The most commonly recommended toothbrush is a soft-bristled brush. These typically have smaller heads which are also recommended because they are able to maneuver around the mouth and reach all teeth with ease. Some people really enjoy a powered toothbrush because they feel that it delivers a more thorough clean than a standard toothbrush. If this is what you prefer, go for it! Just be sure to still reach every tooth when brushing and not completely leave it up to the brush and to not brush too hard to avoid any bleeding or discomfort.
Some toothbrushes come with a built-in tongue scraper on the back of the head. Brushing the tongue is just as important as brushing the teeth for overall oral health. These built-in tongue scrapers are specifically made for cleaning the tongue so they can actually provide a more thorough clean than most toothbrushes.
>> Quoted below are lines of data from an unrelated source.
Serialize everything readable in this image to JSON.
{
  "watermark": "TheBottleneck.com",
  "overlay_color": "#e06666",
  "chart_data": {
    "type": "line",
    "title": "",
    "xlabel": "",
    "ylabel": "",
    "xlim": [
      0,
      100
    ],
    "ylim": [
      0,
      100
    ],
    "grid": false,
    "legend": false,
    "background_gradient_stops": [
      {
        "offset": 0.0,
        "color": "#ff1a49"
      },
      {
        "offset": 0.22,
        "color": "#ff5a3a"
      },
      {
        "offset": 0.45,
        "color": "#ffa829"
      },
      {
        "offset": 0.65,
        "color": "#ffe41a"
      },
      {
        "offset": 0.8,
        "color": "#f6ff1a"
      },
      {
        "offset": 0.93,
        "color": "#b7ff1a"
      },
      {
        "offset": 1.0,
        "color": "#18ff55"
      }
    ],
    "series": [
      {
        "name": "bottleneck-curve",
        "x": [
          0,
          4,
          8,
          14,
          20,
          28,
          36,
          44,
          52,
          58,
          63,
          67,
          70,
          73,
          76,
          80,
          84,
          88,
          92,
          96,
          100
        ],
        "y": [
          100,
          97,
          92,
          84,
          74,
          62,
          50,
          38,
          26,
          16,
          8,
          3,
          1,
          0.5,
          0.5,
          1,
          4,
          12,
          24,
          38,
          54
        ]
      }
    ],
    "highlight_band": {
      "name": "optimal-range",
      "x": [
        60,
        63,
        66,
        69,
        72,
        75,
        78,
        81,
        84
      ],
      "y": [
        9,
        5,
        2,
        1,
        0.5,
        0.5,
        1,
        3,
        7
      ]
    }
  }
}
So when choosing between a brush with a tongue scraper and without, choose the tongue scraper but be sure to actually use it.
Why are my toothbrush bristles splayed out?
This is the toothbrush way of communicating that it is being overworked. Brushing your teeth does not need to involve deep scrubbing, it is more about taking the time to do a thorough job rather than pushing harder and going faster. If your gums bleed after you brush your teeth, you are definitely brushing too hard and that is causing damage to your teeth, gums, and even your toothbrush. Get a fresh new toothbrush and try your best to dial back the pressure level. Teeth do not need to be scrubbed hard to reach their clean potential. Avoid brushing in just one direction when using your toothbrush, switch it up and also go in circles. The teeth benefit from being brushed at different angles that also include the gums, and brushing too hard in just one direction may have contributed to splayed out bristles.
How often should I change my toothbrush?
The general rule for replacing a toothbrush is to do it every 3-4 months, according to the American Dental Association (ADA). The human body is constantly exposed to germs and bacteria, and the reality is that toothbrushes will definitely accumulate more of those as time goes on from coming in contact with both the mouth and the air. Regular use of toothbrushes should not accumulate enough bacteria to become harmful to the health of a person within the 3-4 months that they are used.
If you have recently come down with a flu or infection of some sort, it is a good idea to change your toothbrush once you are feeling better so that the possibility of coming in contact with the bacteria that caused you to become ill in the first place is reduced.
What if my toothbrush smells bad?
Since the purpose of a toothbrush is to clean your teeth, the reality is that it is going to end up being dirty. If it is doing its job, then it is removing plaque and bacteria from your teeth and leaving them clean and sparkly. The same way food can make your breath smell bad, that same food can end up on your toothbrush and cause it to smell bad as well. If the smell is so bad that the toothpaste and water does not wash it away after brushing, that may be a red flag.
If you are using a toothbrush cover to protect it from germs, that may also be causing the toothbrush to stay damp for a longer period of time and create a bad smell. Ditch the toothbrush cover as it is probably causing you more harm than good when it comes to the smell of your brush. If your toothbrush is stinky, throw it out. Start fresh with this knowledge and if your new toothbrush develops a bad smell rather quickly, bring it up to Dr. Acosta.
-Do not share toothbrushes
-Avoid aggressive brushing that can lead to fraying
-Write the date you first use your toothbrush on it with permanent marker to remember how old it is
-Rinse your toothbrush with water after using it
-Store your toothbrush somewhere that will allow it to dry between each use
-Use your toothbrush for about 3 minutes twice a day for the best results